Records contained in a dataset

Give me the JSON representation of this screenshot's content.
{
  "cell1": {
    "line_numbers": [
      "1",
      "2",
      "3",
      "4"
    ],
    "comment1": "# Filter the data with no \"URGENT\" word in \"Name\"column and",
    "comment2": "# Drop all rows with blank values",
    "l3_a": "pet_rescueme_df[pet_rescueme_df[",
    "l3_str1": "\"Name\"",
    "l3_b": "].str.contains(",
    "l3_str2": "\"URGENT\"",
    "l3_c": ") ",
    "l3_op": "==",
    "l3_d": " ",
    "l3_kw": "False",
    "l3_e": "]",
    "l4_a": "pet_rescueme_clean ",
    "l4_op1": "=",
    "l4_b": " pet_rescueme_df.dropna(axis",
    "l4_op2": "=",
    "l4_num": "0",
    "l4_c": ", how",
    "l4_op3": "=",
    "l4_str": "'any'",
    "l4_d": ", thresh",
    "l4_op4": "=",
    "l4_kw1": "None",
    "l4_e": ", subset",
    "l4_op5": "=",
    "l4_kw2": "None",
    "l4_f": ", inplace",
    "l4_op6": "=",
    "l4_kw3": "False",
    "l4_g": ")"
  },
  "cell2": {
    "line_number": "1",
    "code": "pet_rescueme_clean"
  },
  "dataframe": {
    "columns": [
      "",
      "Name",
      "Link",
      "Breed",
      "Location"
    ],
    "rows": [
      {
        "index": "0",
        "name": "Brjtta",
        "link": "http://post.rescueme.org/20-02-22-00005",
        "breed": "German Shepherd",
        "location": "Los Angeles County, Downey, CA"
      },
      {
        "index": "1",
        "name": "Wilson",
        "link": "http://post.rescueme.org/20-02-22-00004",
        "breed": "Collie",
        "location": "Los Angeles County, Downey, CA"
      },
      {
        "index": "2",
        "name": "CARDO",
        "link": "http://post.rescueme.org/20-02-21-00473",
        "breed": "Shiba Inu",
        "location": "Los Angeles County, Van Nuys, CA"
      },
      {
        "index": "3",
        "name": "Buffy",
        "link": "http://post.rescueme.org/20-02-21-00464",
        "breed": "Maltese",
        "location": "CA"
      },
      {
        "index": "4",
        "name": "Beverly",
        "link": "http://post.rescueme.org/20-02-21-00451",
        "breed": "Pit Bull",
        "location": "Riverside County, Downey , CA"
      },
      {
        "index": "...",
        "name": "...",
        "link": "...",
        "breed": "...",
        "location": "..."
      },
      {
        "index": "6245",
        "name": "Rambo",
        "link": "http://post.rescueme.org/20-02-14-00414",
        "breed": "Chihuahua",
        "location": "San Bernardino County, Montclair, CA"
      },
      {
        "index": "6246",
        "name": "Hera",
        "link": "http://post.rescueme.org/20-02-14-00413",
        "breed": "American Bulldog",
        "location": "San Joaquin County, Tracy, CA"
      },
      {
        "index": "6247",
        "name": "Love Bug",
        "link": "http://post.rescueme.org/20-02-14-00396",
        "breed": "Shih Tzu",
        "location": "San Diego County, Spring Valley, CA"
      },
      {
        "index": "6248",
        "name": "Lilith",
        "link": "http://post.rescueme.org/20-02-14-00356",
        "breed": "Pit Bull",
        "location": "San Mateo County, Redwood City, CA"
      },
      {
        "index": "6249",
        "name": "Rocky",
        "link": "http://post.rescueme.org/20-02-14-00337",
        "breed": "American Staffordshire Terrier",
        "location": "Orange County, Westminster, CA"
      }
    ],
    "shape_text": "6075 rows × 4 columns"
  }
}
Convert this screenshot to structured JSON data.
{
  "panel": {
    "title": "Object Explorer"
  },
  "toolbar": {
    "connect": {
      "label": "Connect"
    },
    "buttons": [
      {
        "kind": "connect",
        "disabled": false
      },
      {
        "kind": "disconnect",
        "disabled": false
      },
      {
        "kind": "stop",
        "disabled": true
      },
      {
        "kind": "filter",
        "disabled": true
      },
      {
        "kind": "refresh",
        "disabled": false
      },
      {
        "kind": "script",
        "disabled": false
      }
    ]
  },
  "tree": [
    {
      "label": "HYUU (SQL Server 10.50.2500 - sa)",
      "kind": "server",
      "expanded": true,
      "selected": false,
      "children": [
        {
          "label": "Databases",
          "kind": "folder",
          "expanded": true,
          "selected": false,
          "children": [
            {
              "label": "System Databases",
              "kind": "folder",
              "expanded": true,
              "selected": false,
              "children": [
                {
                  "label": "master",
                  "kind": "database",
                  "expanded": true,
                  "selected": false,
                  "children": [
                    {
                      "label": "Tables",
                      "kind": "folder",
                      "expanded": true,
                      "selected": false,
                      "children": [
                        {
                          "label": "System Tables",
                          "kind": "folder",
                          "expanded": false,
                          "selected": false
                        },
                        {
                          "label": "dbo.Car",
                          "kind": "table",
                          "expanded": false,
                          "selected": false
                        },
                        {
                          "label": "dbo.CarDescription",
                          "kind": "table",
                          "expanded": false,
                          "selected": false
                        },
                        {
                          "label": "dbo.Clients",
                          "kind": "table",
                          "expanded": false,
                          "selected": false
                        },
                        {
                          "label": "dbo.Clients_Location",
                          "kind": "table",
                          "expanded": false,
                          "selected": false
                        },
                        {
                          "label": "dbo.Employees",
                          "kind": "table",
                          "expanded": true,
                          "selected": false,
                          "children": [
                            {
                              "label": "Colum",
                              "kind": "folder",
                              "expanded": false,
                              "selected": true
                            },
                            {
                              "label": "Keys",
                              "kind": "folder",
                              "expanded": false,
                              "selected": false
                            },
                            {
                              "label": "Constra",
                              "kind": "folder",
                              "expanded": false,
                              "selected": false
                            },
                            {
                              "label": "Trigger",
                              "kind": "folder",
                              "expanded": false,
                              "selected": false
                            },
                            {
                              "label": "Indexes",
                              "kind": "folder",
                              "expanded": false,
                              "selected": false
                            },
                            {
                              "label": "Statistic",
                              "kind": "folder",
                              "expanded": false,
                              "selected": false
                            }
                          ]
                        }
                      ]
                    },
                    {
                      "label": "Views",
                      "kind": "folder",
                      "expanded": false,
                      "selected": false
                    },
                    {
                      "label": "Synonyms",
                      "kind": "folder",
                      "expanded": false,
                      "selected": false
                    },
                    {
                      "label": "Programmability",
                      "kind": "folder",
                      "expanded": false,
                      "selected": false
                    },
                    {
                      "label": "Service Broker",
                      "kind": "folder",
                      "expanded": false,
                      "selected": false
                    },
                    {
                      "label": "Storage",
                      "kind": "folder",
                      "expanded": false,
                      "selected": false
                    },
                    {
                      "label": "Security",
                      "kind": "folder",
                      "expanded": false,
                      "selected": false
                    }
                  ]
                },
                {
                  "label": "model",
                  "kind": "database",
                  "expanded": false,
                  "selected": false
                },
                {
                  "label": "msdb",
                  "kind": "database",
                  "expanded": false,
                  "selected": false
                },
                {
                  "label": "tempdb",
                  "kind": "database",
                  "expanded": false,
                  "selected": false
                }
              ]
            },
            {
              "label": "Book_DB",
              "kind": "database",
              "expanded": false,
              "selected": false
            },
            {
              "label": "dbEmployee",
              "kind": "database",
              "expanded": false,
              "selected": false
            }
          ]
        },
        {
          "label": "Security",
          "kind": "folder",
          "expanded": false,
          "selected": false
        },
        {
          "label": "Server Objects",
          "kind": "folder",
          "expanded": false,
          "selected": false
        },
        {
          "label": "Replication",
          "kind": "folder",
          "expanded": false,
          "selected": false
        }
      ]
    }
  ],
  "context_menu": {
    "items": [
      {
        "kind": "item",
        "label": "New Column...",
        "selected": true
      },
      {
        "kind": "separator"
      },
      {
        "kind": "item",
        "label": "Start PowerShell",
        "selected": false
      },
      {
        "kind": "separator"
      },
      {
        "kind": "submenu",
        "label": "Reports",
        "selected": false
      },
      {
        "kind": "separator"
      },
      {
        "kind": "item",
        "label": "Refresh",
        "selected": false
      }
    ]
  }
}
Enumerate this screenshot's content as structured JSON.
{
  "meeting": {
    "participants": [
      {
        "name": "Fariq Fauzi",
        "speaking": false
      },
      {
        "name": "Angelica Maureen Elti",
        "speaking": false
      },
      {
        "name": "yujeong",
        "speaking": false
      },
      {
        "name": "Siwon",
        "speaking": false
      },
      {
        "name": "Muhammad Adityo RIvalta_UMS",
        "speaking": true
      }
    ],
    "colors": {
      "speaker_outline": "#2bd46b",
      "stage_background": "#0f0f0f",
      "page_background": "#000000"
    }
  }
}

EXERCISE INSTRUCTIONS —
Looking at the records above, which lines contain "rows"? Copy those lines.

ANSWER TO THIS PROBLEM —
    "comment2": "# Drop all rows with blank values",
    "rows": [
    "shape_text": "6075 rows × 4 columns"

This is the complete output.